It wasn’t so long ago that Korean/Japanese horror was the fertile hunting grounds for studios looking to make a quick buck. The Ring, The Grudge, The Eye, Mirrors and countless others are all products of the Hollywood makeover spa. Today those hunting grounds have seemingly moved to Scandinavia. Let the Right One In was recently remade, and The Girl with the Dragon Tattoo remake is set for release later this year. Incredibly, even while Troll Hunter is still in theaters, Chris Columbus’ company, 1492, has announced they’ve bought the rights to Americanize it.
The question is, why? At best Troll Hunter is an interesting independent film but nothing about it screams, “Make me over!”
After all, I don’t think there is much of a fanbase in America for a movie about trolls (we love our sparkly vampires and shirtless werewolves). Even if, as we’re told, there are subspecies of trolls and that they all have an aversion to direct sunlight and prefer the taste of Christian blood to other varieties. Yep, there are multi-headed trolls that live in the forests, short and squat trolls with big noses that find solace in caves, and massive trolls that live on frozen hillsides. None of them like each other either. It’s really more than I care to know about the foul creatures, but truth be told, I really didn’t mind learning about them during the 90 minute or so running time.
And for the most part that’s because as I was schooled, so were the three protagonists of the movie — Thomas (Glenn Erland Tosterud), Kalle (Tomas Alf Larsen) and Johanna (Johanna Mørck) — all fledgling documentarists and newscasters. Convinced there is something more going on with the sudden livestock slaughters and bear hunts, they shadow a stranger, Trolljegeren (Otto Jespersen), as he traverses the picturesque Norwegian countryside in hot pursuit. Of what they’re chasing, they soon find out, comes straight out of their childhood folklore and has quite a few interested parties wanting to see to it that the truth remains seen as just a myth.

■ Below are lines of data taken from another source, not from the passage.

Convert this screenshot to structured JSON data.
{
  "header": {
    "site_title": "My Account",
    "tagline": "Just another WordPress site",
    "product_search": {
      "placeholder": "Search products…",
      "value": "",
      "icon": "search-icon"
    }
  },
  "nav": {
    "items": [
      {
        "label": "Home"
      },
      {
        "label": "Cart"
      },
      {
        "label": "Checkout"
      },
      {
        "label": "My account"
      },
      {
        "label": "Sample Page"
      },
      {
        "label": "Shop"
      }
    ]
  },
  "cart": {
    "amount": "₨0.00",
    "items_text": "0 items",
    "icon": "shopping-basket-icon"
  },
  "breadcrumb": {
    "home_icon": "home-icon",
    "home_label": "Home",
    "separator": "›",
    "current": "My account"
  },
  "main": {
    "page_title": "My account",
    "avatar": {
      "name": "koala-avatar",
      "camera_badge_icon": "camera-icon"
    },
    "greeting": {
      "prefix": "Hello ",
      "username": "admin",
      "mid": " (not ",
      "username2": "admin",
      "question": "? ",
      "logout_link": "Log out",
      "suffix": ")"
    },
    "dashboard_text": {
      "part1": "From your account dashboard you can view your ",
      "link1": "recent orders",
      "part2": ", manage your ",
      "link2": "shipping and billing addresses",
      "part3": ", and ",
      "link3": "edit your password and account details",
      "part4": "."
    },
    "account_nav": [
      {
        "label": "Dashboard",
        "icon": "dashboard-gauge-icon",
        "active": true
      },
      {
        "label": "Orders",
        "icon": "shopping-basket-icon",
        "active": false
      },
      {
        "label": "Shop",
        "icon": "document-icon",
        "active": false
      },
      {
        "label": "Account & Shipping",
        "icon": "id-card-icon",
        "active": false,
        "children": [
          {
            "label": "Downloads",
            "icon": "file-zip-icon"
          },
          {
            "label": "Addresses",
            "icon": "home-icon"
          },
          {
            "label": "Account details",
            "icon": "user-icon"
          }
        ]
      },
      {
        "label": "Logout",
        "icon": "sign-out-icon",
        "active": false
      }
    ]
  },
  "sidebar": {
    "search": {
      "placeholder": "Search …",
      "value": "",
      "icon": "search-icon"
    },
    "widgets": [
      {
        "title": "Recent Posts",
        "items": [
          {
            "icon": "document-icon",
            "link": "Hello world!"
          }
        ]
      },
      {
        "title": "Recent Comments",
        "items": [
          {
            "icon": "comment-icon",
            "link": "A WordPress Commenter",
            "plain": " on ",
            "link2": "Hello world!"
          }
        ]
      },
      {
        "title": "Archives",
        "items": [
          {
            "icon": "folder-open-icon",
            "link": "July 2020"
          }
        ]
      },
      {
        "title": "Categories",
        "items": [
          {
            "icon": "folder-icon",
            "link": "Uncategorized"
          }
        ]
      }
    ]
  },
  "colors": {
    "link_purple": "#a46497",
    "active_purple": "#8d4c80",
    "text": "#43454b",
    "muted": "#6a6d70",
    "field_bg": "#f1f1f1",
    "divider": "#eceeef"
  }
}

Part of the payoff to believing that trolls exist is the manner in which the movie is shot. Many a person steers clear of movies shot documentary style with a handheld cam, but it is done to the benefit of Troll Hunter. Aside from a few shaky instances, the shots are relatively steady and well placed (complete opposite of, say, Cloverfield). This style also helps to put the viewer in the same frame of mind as those in the moment, while, at the same time, helping the animation and effects teams by making the less than stellar modeling of the creatures (movie cost an estimated $3.5M) look better than it really was.
On the same token, though, there is also more than a fair share of “boring” downtime afforded by this method — sitting around in rooms and in transit — that I would rather have not been privy to.
The acting trio is clearly wet behind the ears, but their naiveness actually works mostly in favor of the film too. There are no major instances of “real” acting needed, so much of what occurs in the movie for them is more along the lines of being reactionary than anything else. Otto Jespersen as the “Troll Hunter” commands most of the camera time and he does well enough to get himself hired again, even though most of his delivery is monotonous and doesn’t necessarily match the onscreen action.
Director André Øvredal manages to piece together a believable story thanks to dedicating a lot of time to developing the mythos without it making it seem like a lot of time was being dedicated to developing the mythos. Nonetheless, Troll Hunter would have been better served had it had more action sets involving the trolls and characters I gave a damn about.